(Beginning of Records)

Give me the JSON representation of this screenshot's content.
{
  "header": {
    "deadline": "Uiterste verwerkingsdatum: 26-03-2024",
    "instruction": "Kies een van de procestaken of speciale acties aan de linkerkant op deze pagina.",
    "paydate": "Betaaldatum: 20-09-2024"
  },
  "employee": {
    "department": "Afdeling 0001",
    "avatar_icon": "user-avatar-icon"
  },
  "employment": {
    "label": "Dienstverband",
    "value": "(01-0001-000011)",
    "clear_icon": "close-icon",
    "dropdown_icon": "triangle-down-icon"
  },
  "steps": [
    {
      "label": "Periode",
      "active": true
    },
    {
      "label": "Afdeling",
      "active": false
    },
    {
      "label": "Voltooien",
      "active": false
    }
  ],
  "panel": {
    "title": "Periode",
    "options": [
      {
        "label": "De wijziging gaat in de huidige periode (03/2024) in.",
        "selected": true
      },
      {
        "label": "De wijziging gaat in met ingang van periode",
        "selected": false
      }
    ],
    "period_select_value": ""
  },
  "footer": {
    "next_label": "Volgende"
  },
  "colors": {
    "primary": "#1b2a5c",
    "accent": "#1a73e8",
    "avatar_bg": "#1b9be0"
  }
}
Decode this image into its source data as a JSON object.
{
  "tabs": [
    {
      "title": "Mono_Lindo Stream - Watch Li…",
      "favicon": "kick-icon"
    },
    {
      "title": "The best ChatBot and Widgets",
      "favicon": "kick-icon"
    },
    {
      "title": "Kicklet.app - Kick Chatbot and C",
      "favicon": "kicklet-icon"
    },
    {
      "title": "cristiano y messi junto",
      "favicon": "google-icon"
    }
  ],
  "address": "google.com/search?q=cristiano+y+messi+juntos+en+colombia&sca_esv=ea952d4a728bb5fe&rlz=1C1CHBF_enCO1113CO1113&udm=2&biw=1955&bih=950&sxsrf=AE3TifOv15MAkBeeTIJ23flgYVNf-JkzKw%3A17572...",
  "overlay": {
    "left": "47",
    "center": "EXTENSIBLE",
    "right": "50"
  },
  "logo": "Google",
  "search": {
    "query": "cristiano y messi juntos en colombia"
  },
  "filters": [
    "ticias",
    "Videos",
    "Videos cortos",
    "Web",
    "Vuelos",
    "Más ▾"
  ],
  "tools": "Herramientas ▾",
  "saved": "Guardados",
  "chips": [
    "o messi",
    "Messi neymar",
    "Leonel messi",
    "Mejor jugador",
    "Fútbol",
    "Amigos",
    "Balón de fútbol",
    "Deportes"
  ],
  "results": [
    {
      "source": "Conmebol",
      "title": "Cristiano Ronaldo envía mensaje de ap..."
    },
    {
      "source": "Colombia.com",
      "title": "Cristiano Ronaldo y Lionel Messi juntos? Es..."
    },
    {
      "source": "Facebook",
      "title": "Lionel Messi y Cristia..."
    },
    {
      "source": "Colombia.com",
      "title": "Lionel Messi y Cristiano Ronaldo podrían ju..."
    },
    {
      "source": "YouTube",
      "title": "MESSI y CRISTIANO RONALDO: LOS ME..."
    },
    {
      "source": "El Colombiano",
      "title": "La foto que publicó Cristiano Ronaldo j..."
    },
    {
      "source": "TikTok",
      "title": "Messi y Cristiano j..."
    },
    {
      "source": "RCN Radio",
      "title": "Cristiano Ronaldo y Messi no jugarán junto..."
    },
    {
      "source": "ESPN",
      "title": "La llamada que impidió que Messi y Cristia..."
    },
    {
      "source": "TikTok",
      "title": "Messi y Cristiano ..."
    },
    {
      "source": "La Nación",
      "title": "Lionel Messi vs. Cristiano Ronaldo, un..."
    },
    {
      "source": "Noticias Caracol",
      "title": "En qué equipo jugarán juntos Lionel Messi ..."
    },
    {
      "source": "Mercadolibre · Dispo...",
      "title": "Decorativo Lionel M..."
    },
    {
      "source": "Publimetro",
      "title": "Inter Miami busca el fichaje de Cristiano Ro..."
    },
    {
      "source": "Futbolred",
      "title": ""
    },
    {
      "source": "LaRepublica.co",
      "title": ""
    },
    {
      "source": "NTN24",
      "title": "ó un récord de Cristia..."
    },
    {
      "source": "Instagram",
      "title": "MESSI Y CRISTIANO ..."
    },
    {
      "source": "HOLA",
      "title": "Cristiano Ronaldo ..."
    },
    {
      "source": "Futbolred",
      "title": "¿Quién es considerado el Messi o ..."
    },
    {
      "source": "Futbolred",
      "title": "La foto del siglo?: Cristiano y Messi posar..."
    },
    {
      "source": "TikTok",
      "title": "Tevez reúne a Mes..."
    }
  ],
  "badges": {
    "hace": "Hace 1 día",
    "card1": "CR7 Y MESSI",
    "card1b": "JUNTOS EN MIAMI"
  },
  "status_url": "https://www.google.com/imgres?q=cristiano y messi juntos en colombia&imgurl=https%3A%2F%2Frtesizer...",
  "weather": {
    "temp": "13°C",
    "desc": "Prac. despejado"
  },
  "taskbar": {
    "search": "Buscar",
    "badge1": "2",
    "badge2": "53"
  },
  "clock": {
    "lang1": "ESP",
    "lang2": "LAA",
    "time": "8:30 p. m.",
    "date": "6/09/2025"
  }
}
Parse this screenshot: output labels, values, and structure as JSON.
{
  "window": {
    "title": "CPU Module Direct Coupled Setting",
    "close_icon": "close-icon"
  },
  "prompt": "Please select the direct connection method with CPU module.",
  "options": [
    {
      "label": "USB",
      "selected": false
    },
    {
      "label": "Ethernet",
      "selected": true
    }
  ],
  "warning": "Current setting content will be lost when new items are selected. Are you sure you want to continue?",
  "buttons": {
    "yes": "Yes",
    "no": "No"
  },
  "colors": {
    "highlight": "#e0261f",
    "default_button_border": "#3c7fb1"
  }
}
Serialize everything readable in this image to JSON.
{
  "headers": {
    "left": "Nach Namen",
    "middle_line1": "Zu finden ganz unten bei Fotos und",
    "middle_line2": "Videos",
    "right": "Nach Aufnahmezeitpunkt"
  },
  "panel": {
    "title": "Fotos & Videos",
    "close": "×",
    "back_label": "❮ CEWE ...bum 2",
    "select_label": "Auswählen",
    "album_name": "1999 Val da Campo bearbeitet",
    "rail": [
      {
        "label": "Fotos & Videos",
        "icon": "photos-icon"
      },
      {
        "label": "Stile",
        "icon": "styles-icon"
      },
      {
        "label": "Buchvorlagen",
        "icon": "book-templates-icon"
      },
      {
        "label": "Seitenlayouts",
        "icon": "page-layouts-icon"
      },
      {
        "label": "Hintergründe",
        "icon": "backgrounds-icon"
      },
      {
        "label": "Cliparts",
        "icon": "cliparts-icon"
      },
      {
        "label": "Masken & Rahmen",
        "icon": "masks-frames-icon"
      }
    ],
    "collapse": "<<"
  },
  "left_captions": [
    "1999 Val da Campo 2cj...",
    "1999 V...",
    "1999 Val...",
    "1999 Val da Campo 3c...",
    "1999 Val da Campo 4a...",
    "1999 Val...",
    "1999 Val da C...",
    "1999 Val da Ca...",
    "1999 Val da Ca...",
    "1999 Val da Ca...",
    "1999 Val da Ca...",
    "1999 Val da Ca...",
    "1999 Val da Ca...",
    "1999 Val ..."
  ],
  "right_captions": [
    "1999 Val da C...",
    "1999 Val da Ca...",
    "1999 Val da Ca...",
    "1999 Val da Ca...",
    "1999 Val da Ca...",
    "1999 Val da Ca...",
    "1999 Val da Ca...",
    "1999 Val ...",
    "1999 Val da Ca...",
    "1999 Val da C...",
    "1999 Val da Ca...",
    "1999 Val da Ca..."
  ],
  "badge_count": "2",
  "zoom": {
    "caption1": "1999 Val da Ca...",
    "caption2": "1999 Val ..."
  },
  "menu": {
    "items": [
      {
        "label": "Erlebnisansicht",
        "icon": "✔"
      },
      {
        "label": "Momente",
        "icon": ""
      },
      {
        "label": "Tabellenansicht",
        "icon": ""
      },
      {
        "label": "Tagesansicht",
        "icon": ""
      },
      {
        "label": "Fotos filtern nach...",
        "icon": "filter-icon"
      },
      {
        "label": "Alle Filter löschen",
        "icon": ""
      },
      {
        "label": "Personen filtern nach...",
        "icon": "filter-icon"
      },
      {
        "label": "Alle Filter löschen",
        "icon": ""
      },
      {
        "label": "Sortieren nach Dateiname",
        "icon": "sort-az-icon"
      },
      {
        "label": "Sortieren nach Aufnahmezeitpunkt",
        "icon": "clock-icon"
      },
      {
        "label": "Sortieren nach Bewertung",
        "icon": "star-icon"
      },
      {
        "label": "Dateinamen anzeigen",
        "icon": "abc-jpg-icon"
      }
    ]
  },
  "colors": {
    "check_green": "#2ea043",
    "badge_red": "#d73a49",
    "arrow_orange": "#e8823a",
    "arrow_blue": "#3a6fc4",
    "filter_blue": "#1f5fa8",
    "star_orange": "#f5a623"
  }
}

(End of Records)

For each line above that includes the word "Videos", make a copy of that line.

**Exercise output**
    "Videos",
    "Videos cortos",
    "middle_line2": "Videos",
    "title": "Fotos & Videos",
        "label": "Fotos & Videos",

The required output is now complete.